Better enjoy the Lion King while you can. Flipper could also be gone soon. If a certain nutty professor has his way, all lions, dolphins, as well as all other carnivorous animals on this planet would be selected for controlled extinction for the "high crime" of eating meat and causing suffering in other animals. I kid you not.
In a long, rambling, seemingly endless opinion piece in the New York Times that comes off like a bizarre mixture of Dr. Strangelove and Professor Irwin Corey, Rutgers philosophy professor Jeff McMahan makes the case for playing God in the animal kingdom because of his assertion that God was flawed for allowing animal suffering in the wild:
Viewed from a distance, the natural world often presents a vista of sublime, majestic placidity. Yet beneath the foliage and hidden from the distant eye, a vast, unceasing slaughter rages. Wherever there is animal life, predators are stalking, chasing, capturing, killing, and devouring their prey. Agonized suffering and violent death are ubiquitous and continuous...
...Suppose that we could arrange the gradual extinction of carnivorous species, replacing them with new herbivorous ones. Or suppose that we could intervene genetically, so that currently carnivorous species would gradually evolve into herbivorous ones, thereby fulfilling Isaiah’s prophecy. If we could bring about the end of predation by one or the other of these means at little cost to ourselves, ought we to do it?
For the nutty professor from Rutgers, the answer to the latter question would be "yes."
The big question your humble correspondent has is why the New York Times allowed this insanity to be published in their newspaper. The only answer I could come up with is that an editor at the Times must hate Professor McMahan so much that he decided to allow the Nutty Professor to unwittingly subject himself to public humiliation and ridicule. For another example of professorial nuttiness, check out this assertion from McMahan that we must play God...in order to correct God's "flaw" in allowing innocent animals to suffer from the attacks of carnivorous species:
The continuous, incalculable suffering of animals is also an important though largely neglected element in the traditional theological “problem of evil” ─ the problem of reconciling the existence of evil with the existence of a benevolent, omnipotent god. The suffering of animals is particularly challenging because it is not amenable to the familiar palliative explanations of human suffering. Animals are assumed not to have free will and thus to be unable either to choose evil or deserve to suffer it. Neither are they assumed to have immortal souls; hence there can be no expectation that they will be compensated for their suffering in a celestial afterlife. Nor do they appear to be conspicuously elevated or ennobled by the final suffering they endure in a predator’s jaws. Theologians have had enough trouble explaining to their human flocks why a loving god permits them to suffer; but their labors will not be over even if they are finally able to justify the ways of God to man. For God must answer to animals as well.
And here is the Nutty Professor fantasizing about playing God:
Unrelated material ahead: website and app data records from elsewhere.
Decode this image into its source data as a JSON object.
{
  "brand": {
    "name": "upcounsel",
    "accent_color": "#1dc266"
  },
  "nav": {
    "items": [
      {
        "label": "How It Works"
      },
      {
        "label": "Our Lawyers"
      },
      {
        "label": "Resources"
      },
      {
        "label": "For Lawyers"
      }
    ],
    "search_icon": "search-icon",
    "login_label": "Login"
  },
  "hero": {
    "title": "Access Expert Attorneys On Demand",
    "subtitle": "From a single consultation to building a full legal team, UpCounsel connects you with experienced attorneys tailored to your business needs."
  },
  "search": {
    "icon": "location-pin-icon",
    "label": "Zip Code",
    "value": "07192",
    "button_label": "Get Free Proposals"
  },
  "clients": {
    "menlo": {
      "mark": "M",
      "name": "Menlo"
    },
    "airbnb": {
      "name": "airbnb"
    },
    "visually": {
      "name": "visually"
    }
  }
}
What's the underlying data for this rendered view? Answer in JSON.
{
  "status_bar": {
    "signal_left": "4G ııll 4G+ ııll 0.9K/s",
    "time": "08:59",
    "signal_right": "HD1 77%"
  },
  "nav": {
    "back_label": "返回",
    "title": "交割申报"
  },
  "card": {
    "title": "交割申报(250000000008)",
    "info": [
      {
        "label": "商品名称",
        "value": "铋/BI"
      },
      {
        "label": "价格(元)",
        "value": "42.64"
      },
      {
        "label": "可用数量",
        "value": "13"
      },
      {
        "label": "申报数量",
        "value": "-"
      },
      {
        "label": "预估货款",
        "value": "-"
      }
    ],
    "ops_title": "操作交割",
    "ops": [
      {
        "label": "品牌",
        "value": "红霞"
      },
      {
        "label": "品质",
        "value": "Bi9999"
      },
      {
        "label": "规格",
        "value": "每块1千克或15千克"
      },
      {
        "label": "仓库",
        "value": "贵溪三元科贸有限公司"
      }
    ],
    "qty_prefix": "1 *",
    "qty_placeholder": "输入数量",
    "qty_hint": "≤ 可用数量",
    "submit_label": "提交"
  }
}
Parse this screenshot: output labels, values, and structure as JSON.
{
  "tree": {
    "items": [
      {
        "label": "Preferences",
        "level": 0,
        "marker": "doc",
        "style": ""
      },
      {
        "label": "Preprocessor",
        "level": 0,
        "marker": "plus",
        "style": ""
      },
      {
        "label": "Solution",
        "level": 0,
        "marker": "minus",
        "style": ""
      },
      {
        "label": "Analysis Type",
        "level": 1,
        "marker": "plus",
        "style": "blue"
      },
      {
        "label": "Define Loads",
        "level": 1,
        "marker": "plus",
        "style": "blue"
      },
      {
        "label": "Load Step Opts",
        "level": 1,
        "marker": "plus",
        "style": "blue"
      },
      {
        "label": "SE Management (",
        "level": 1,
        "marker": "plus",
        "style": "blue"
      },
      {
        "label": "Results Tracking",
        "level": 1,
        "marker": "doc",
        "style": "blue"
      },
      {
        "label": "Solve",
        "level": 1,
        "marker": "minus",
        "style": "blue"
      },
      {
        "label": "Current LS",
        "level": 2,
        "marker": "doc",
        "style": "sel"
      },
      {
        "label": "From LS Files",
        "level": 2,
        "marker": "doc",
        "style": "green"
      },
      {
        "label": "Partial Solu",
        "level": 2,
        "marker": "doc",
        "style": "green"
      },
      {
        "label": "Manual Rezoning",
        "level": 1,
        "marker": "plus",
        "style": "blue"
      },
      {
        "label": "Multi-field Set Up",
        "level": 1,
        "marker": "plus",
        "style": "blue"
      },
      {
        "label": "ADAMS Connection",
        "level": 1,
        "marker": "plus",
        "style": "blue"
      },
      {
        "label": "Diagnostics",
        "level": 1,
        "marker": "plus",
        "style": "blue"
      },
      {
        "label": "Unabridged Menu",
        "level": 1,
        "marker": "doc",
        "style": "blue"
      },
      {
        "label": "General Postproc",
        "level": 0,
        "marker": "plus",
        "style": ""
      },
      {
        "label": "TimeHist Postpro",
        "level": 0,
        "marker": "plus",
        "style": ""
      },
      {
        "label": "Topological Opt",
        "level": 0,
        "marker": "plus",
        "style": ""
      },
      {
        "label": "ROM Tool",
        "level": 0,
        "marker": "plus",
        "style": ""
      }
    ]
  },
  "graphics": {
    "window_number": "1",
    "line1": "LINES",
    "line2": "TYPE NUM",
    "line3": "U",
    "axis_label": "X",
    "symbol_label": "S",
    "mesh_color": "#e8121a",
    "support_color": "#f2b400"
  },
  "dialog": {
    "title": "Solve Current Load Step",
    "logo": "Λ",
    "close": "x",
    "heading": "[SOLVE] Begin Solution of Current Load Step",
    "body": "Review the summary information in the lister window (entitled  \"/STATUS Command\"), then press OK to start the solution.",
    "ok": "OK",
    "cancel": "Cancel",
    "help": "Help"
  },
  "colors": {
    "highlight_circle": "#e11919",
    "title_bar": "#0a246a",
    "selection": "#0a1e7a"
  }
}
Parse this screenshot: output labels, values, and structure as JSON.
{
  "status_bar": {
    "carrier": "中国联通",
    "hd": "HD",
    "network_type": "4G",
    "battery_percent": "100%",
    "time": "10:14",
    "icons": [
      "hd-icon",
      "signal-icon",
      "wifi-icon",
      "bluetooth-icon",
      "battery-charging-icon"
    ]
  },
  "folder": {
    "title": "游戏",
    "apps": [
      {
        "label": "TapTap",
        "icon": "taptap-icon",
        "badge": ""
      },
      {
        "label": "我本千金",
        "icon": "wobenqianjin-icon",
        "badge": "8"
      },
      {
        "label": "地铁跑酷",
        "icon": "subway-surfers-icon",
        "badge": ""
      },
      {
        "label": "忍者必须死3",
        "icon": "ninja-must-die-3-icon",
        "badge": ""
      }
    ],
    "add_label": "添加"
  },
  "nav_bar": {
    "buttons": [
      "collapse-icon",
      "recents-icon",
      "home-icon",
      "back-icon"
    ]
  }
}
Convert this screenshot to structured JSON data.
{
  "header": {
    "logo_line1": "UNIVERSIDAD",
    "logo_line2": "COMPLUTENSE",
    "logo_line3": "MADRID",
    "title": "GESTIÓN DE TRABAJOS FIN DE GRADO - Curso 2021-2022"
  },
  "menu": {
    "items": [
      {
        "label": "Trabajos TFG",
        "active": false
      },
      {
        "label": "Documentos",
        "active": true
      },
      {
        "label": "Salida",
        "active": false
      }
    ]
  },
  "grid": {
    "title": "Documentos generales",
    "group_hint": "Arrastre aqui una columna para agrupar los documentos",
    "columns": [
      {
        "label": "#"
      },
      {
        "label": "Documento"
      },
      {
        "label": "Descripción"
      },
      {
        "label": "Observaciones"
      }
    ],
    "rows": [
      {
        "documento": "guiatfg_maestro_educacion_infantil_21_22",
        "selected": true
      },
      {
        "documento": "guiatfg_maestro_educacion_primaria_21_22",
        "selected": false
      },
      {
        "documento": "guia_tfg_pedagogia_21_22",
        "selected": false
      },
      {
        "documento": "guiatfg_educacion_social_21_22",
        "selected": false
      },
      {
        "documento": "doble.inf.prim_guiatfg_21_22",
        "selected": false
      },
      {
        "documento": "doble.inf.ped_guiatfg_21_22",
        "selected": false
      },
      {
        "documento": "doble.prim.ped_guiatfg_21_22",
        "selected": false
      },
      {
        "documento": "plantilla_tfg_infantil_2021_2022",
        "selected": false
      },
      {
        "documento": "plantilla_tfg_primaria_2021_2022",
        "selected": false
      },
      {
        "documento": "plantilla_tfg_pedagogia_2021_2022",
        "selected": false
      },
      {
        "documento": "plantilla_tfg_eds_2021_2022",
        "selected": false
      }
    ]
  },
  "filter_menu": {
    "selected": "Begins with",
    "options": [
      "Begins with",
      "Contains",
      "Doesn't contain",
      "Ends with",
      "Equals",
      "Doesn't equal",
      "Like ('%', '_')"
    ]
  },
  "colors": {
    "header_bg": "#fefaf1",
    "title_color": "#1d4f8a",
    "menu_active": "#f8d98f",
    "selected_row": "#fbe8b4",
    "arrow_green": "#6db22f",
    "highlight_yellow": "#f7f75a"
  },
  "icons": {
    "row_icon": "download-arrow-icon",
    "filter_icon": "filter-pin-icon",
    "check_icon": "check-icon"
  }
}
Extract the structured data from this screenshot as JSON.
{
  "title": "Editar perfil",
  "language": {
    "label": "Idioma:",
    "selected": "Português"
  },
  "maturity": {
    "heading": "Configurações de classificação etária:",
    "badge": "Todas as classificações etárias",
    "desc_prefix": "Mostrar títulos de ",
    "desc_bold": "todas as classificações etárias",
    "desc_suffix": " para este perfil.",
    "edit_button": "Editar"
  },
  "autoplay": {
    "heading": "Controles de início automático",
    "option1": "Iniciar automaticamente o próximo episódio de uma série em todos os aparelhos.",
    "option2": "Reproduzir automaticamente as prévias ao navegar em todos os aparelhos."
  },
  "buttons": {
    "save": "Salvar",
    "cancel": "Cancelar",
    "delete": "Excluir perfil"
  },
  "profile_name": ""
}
If I had been in a position to design and create a world, I would have tried to arrange for all conscious individuals to be able to survive without tormenting and killing other conscious individuals.
McMahan concludes his voluminous piece with a final fit of supreme nuttiness:
Here, then, is where matters stand thus far. It would be good to prevent the vast suffering and countless violent deaths caused by predation. There is therefore one reason to think that it would be instrumentally good if predatory animal species were to become extinct and be replaced by new herbivorous species, provided that this could occur without ecological upheaval involving more harm than would be prevented by the end of predation. The claim that existing animal species are sacred or irreplaceable is subverted by the moral irrelevance of the criteria for individuating animal species. I am therefore inclined to embrace the heretical conclusion that we have reason to desire the extinction of all carnivorous species, and I await the usual fate of heretics when this article is opened to comment.
Trust me, no animal in the wild has ever suffered as much as I did by reading Professor McMahan's insanity in its entirety. So would that give me the right to call for the extinction of a certain Nutty Professor?